* _Your objective_: Report every line of the data where the string "label" appears.

* _Data for this task_:
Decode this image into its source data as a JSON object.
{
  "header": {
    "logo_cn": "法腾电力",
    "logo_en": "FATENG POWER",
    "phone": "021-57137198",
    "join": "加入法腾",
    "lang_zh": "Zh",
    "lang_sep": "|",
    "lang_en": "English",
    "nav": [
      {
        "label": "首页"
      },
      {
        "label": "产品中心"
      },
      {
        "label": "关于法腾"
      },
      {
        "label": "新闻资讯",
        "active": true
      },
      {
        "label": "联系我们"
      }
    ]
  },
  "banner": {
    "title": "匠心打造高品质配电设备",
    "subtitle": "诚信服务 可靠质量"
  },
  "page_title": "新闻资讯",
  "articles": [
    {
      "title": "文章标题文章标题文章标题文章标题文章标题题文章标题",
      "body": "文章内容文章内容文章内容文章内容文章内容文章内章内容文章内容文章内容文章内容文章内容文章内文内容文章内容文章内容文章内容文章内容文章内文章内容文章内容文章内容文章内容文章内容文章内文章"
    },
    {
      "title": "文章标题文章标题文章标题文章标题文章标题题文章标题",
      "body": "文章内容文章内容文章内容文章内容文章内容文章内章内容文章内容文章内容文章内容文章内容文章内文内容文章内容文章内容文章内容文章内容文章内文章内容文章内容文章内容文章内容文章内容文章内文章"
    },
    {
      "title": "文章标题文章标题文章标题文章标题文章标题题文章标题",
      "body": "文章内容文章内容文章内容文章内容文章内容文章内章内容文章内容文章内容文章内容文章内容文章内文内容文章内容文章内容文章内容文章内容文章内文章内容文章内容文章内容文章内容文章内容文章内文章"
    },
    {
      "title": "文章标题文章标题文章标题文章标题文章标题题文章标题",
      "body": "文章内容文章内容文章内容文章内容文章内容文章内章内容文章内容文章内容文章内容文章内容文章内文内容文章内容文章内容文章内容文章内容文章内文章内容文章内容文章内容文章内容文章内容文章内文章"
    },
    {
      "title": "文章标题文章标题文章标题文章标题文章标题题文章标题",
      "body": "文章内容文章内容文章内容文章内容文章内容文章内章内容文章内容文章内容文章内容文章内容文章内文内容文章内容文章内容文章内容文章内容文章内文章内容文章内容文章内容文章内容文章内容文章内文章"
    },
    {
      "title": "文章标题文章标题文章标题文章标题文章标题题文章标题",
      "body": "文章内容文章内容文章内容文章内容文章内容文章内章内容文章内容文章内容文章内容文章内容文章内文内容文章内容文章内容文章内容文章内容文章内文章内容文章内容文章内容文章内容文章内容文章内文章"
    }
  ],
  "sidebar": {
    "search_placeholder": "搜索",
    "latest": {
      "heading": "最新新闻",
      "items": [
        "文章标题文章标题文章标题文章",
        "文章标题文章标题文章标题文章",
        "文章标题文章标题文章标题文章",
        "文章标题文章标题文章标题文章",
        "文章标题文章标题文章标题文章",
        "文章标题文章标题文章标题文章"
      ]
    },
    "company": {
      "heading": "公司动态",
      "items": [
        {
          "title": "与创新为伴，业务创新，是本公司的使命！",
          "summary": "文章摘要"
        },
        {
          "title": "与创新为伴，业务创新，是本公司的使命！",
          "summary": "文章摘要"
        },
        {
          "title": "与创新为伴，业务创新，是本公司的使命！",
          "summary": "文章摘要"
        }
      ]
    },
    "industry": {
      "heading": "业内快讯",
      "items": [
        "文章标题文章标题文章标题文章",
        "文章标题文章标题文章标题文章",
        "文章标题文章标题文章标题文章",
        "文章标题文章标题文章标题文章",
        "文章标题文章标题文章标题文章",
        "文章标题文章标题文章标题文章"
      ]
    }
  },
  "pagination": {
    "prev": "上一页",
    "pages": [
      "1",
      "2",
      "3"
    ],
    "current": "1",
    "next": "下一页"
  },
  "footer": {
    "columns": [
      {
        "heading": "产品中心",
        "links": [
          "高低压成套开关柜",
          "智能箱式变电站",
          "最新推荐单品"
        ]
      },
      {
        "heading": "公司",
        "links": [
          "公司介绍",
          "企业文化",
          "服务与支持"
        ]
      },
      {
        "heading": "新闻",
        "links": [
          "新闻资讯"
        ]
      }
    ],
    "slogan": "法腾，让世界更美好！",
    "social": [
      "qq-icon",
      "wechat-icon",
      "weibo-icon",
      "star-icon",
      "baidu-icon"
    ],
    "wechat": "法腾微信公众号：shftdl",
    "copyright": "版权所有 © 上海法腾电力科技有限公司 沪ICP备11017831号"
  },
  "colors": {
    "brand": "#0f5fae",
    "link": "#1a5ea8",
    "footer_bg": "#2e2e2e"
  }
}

* _Exercise answer_:
        "label": "首页"
        "label": "产品中心"
        "label": "关于法腾"
        "label": "新闻资讯",
        "label": "联系我们"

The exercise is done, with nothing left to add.